### BRIEF
The result should be an exact copy of the data, free of pictures.

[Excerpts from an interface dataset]
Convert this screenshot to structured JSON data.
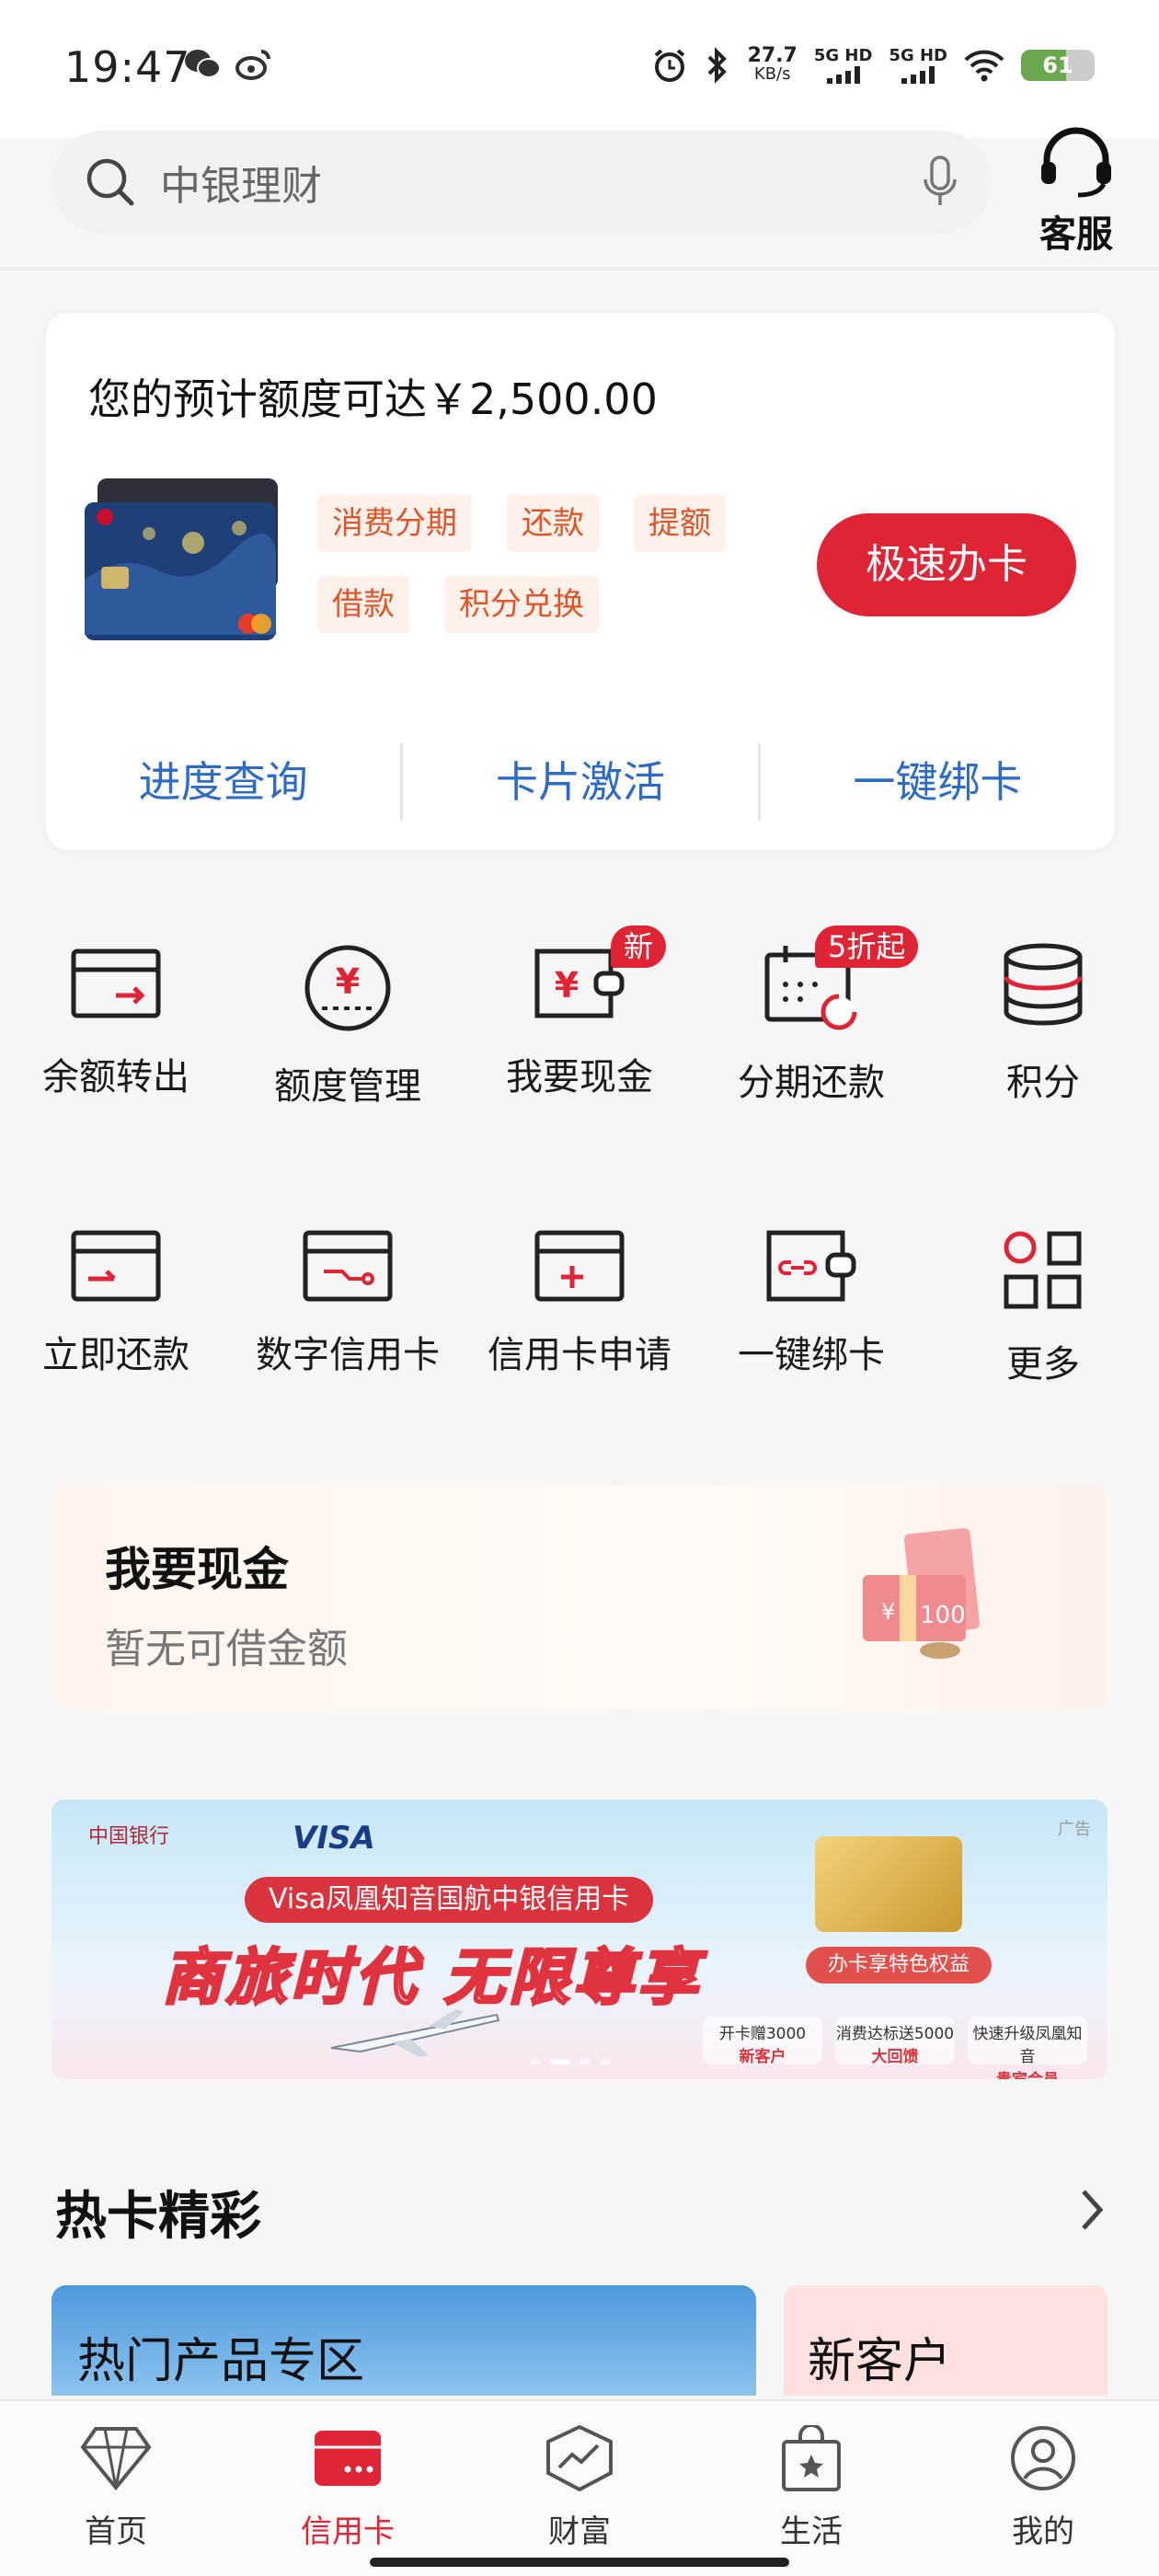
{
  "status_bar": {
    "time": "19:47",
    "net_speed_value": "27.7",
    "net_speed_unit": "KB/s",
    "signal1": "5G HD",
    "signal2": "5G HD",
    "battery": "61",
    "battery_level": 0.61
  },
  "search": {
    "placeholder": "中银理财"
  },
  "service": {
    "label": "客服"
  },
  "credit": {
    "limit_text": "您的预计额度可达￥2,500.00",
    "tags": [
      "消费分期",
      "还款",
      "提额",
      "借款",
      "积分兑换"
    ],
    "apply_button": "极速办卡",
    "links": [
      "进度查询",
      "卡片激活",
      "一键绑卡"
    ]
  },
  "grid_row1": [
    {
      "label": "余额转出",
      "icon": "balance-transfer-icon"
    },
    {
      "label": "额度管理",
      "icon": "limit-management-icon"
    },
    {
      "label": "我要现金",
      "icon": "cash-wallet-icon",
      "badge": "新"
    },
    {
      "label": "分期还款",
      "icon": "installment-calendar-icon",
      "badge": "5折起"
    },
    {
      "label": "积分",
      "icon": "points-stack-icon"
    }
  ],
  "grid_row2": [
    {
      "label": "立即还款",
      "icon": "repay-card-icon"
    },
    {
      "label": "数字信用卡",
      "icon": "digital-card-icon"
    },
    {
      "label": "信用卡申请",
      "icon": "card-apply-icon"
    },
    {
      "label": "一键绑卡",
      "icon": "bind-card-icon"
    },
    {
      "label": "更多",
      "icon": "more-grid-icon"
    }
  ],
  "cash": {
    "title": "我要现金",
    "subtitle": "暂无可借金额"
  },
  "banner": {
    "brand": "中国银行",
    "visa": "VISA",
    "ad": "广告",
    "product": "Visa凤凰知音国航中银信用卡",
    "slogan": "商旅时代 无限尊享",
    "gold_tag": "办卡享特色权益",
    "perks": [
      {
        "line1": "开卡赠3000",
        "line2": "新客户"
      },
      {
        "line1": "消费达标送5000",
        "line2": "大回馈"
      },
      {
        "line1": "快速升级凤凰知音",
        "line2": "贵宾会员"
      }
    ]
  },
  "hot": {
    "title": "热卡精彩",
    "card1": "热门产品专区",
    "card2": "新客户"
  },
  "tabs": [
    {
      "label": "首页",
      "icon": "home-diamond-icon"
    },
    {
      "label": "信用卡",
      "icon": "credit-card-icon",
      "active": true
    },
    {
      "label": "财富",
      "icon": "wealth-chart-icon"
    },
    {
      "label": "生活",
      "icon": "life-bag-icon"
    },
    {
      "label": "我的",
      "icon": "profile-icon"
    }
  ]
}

### EXERCISE RESULT
Convert this screenshot to structured JSON data.
{
  "status_bar": {
    "time": "19:47",
    "net_speed_value": "27.7",
    "net_speed_unit": "KB/s",
    "signal1": "5G HD",
    "signal2": "5G HD",
    "battery": "61",
    "battery_level": 0.61
  },
  "search": {
    "placeholder": "中银理财"
  },
  "service": {
    "label": "客服"
  },
  "credit": {
    "limit_text": "您的预计额度可达￥2,500.00",
    "tags": [
      "消费分期",
      "还款",
      "提额",
      "借款",
      "积分兑换"
    ],
    "apply_button": "极速办卡",
    "links": [
      "进度查询",
      "卡片激活",
      "一键绑卡"
    ]
  },
  "grid_row1": [
    {
      "label": "余额转出",
      "icon": "balance-transfer-icon"
    },
    {
      "label": "额度管理",
      "icon": "limit-management-icon"
    },
    {
      "label": "我要现金",
      "icon": "cash-wallet-icon",
      "badge": "新"
    },
    {
      "label": "分期还款",
      "icon": "installment-calendar-icon",
      "badge": "5折起"
    },
    {
      "label": "积分",
      "icon": "points-stack-icon"
    }
  ],
  "grid_row2": [
    {
      "label": "立即还款",
      "icon": "repay-card-icon"
    },
    {
      "label": "数字信用卡",
      "icon": "digital-card-icon"
    },
    {
      "label": "信用卡申请",
      "icon": "card-apply-icon"
    },
    {
      "label": "一键绑卡",
      "icon": "bind-card-icon"
    },
    {
      "label": "更多",
      "icon": "more-grid-icon"
    }
  ],
  "cash": {
    "title": "我要现金",
    "subtitle": "暂无可借金额"
  },
  "banner": {
    "brand": "中国银行",
    "visa": "VISA",
    "ad": "广告",
    "product": "Visa凤凰知音国航中银信用卡",
    "slogan": "商旅时代 无限尊享",
    "gold_tag": "办卡享特色权益",
    "perks": [
      {
        "line1": "开卡赠3000",
        "line2": "新客户"
      },
      {
        "line1": "消费达标送5000",
        "line2": "大回馈"
      },
      {
        "line1": "快速升级凤凰知音",
        "line2": "贵宾会员"
      }
    ]
  },
  "hot": {
    "title": "热卡精彩",
    "card1": "热门产品专区",
    "card2": "新客户"
  },
  "tabs": [
    {
      "label": "首页",
      "icon": "home-diamond-icon"
    },
    {
      "label": "信用卡",
      "icon": "credit-card-icon",
      "active": true
    },
    {
      "label": "财富",
      "icon": "wealth-chart-icon"
    },
    {
      "label": "生活",
      "icon": "life-bag-icon"
    },
    {
      "label": "我的",
      "icon": "profile-icon"
    }
  ]
}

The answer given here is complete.